> [Problem requirements]: Without copying the images, write out all the entries below verbatim.

#####

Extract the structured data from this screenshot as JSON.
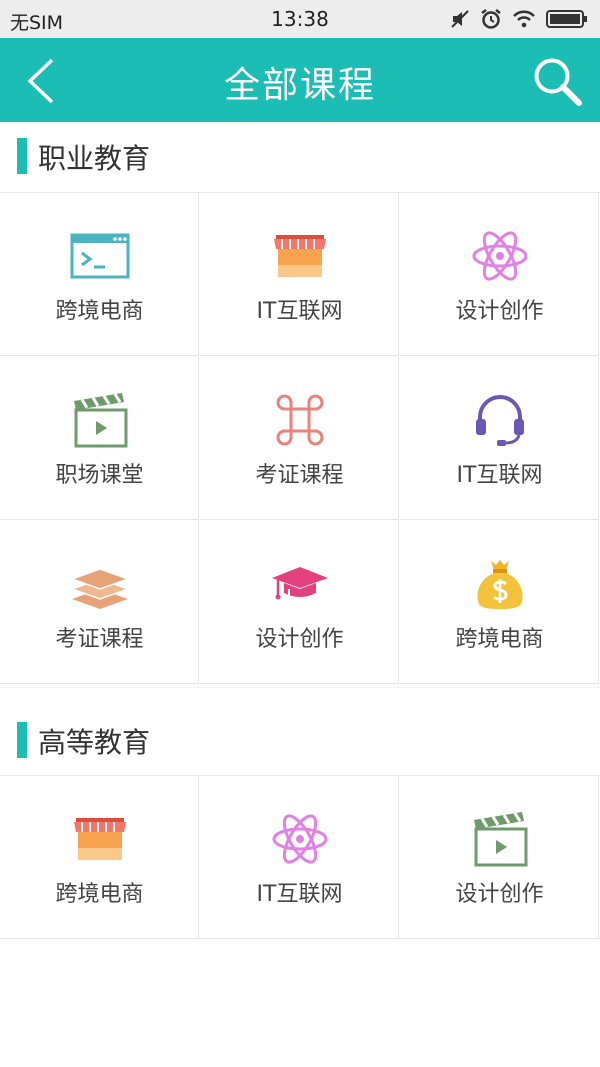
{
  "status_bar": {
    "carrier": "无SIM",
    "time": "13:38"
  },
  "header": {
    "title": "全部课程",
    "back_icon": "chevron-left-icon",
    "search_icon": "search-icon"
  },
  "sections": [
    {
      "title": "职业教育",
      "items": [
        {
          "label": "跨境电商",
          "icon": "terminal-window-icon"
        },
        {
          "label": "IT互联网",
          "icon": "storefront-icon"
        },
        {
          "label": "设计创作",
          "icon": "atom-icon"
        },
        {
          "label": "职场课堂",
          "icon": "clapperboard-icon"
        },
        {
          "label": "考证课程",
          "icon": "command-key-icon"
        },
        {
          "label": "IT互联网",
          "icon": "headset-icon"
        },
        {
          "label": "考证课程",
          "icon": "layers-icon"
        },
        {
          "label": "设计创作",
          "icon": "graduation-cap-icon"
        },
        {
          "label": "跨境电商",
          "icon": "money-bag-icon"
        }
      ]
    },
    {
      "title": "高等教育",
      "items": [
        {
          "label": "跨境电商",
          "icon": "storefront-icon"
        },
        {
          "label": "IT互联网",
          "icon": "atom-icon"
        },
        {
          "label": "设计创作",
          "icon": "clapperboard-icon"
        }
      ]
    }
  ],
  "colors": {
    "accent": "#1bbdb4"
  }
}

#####

> [Task solution]:
Extract the structured data from this screenshot as JSON.
{
  "status_bar": {
    "carrier": "无SIM",
    "time": "13:38"
  },
  "header": {
    "title": "全部课程",
    "back_icon": "chevron-left-icon",
    "search_icon": "search-icon"
  },
  "sections": [
    {
      "title": "职业教育",
      "items": [
        {
          "label": "跨境电商",
          "icon": "terminal-window-icon"
        },
        {
          "label": "IT互联网",
          "icon": "storefront-icon"
        },
        {
          "label": "设计创作",
          "icon": "atom-icon"
        },
        {
          "label": "职场课堂",
          "icon": "clapperboard-icon"
        },
        {
          "label": "考证课程",
          "icon": "command-key-icon"
        },
        {
          "label": "IT互联网",
          "icon": "headset-icon"
        },
        {
          "label": "考证课程",
          "icon": "layers-icon"
        },
        {
          "label": "设计创作",
          "icon": "graduation-cap-icon"
        },
        {
          "label": "跨境电商",
          "icon": "money-bag-icon"
        }
      ]
    },
    {
      "title": "高等教育",
      "items": [
        {
          "label": "跨境电商",
          "icon": "storefront-icon"
        },
        {
          "label": "IT互联网",
          "icon": "atom-icon"
        },
        {
          "label": "设计创作",
          "icon": "clapperboard-icon"
        }
      ]
    }
  ],
  "colors": {
    "accent": "#1bbdb4"
  }
}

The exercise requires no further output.